Title: The Art of Fielding
Author: Chad Harbach
What it’s about: Baseball is Henry Skrimshander’s life. His bible is The Art of Fielding by Cardinals shortstop Aparicio Rodriguez. It teaches him to be a leader, to play with intensity and calm, and to never, ever make an error. What Aparicio’s book can’t do for Henry though is get him out of the no-name club team in Peoria with a losing record. For that, he needs Mike Schwartz, a college ballplayer and unofficial student coach who catches Henry’s postgame practice after a local summer game. Mike sees talent in the scrawny, underweight kid, so much talent that he practically promises Henry a scholarship to Westish College in northern Michigan, a promise he delivers on. At Westish, Henry develops under Mike’s training regiment of grueling stadium runs at 5 am and Powerboost shakes with every meal. Soon he’s in the running the break Aparicio’s streak of errorless games. Until he makes a terrible mistake.
I know that synopsis makes it sound like this is a book about baseball, but it really isn’t. Well, it is, in the sense that it centers on a team of college players. But the book is bigger than the team and spends a lot of time off the field and outside of the gym. We see Mike’s struggle with pain after years of back-to-back football and baseball seasons that have ruined his knees and his resistance to being a coach (those who can’t coach) even though it’s the thing at which he excels. We see Henry’s roommate Owen, a passionate eco-activist who clips a reading light to his cap in the dugout and whose afternoons with the university president develop from friendship into something more. At least half of the story revolves around President Affenlight, a Melville scholar who has dedicated his life to Westish College, his favorite place in the world, and who is reconnecting with his estranged daughter Pella, who is running from a failing marriage that started too young and falling for the friendly and appreciative Mike Schwartz.

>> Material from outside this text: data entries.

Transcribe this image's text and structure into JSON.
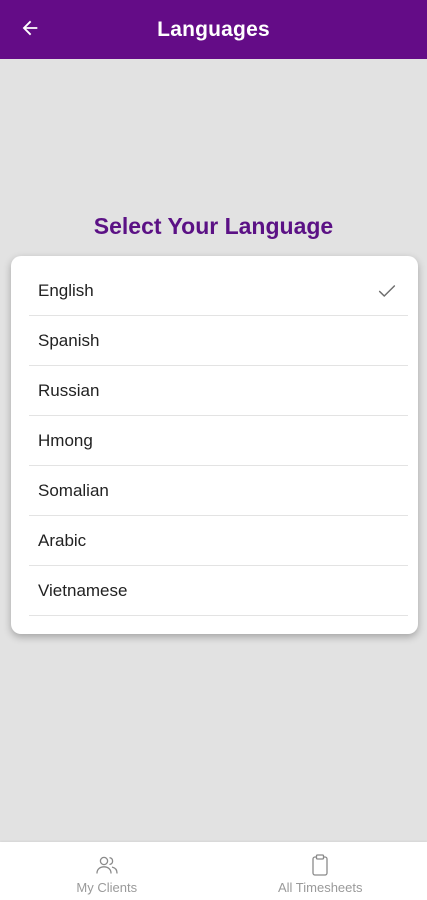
{
  "header": {
    "title": "Languages",
    "back_icon": "arrow-left-icon"
  },
  "heading": "Select Your Language",
  "languages": [
    {
      "label": "English",
      "selected": true
    },
    {
      "label": "Spanish",
      "selected": false
    },
    {
      "label": "Russian",
      "selected": false
    },
    {
      "label": "Hmong",
      "selected": false
    },
    {
      "label": "Somalian",
      "selected": false
    },
    {
      "label": "Arabic",
      "selected": false
    },
    {
      "label": "Vietnamese",
      "selected": false
    }
  ],
  "bottom_nav": [
    {
      "label": "My Clients",
      "icon": "people-icon"
    },
    {
      "label": "All Timesheets",
      "icon": "clipboard-icon"
    }
  ],
  "colors": {
    "app_bar": "#640c87",
    "heading": "#5b1185",
    "background": "#e2e2e2"
  }
}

These five people form a tapestry, making this a human drama rather than just a story about sports. I’m not a huge baseball fan, so I wasn’t particularly excited to read this book, but I’d seen so many good reviews that I decided to give it a chance. I’m glad I did. The book is brilliantly written with flowing prose and nuanced characters. I flew through each chapter, enjoying the different voices and the care that’s taken to balance thought and action. The story is thoughtful but exciting, has depth but also simplicity. It has the emotional scope of The Corrections with none of the cynicism and a ton of heart.
Would I recommend? Definitely. If you’re not a baseball fan, don’t be discouraged! Sports is really just the entry point to a complex and moving story about five people trying to learn who they are and who they want to become. Don’t miss it!